Standard Bank has sold Africa’s largest green bond, raising US$200 million to finance climate-related projects like renewable energies, water efficiency and green buildings.
This is Standard Bank Group’s (SBG) first ever green bond to be listed in the private market and the World Bank’s International Finance Corporation (IFC) invested the entire US$200 million.
The bank said the bond is a 10-year facility and the money raised will help Standard Bank’s Sustainable Finance Business Unit to advance loans with a longer tenor.
“This bond issue reflects SBG’s strategic focus on sustainable finance in line with our social, economic and environmental value drivers and vision to drive Africa’s growth with minimal adverse impact,” said Standard Bank Group CEO, Sim Tshabalala.
The bank’s Sustainable Finance Business Unit finances green infrastructure, Africa trade and investment initiatives and enterprise development among other things. Standard Bank, which is South Africa’s largest commercial bank in terms of assets, is yet to release its 2019 integrated report to show how much it invested in green projects last year. But in 2018, it financed 135 MWs of wind power projects and 300 MWs of solar PV projects in South Africa.

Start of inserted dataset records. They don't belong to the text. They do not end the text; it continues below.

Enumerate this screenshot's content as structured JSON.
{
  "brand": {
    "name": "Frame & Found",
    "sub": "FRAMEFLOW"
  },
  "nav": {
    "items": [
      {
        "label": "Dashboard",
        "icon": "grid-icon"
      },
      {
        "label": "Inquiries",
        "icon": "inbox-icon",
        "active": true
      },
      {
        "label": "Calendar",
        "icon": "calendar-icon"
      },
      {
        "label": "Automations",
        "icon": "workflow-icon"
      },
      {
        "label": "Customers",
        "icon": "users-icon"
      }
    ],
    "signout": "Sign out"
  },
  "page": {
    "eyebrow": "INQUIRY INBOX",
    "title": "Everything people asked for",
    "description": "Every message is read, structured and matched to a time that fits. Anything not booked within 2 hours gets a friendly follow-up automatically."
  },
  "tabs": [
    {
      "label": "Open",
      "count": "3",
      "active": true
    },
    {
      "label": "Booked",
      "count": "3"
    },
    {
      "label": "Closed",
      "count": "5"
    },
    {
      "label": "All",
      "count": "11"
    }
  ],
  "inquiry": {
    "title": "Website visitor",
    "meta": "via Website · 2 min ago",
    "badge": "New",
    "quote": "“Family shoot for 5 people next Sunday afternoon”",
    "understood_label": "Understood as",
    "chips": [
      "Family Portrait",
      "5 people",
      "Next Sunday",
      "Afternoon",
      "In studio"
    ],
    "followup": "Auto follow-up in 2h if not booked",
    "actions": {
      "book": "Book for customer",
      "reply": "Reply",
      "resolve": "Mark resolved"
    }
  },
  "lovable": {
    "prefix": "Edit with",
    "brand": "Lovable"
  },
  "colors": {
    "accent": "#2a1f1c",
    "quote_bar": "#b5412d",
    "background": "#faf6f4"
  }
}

According to the IFC, commercial banks currently provide 45% of South Africa’s financing for renewable energy and energy-efficient projects. The corporation estimated on Monday that South Africa’s climate-smart investment potential, between now and 2030, is US$588 billion.
The IFC’s country manager for South Africa, Adamou Labara said the Standard Bank’s bond is a landmark placement for South Africa since it was the first offshore green bond issuance by a local company.
“We hope it will catalyze interest in green investments from
other actors in the country,” said Labara.
Standard Bank’s executive head of sustainable finance, Nigel Beck said this landmark capital raising comes as investors are increasingly shifting their money towards sustainable businesses. Illustrating the appetite for climate finance among investors, the IFC said it has issued 172 green bonds in 20 currencies, totalling more than US$10 billion.
Standard Bank’s green bond also comes several months after the bank tabled its first ever climate risk-related resolution at its 2019 annual general meeting in May. The resolution, which was shot down by majority of the bank’s shareholders, proposed public disclosure on the extent to which Standard Bank, engaged and invested in activities that expose it to climate change risks.
Beck said when it comes to financing, the bank was of the view that clients should be considering green, social and sustainable products.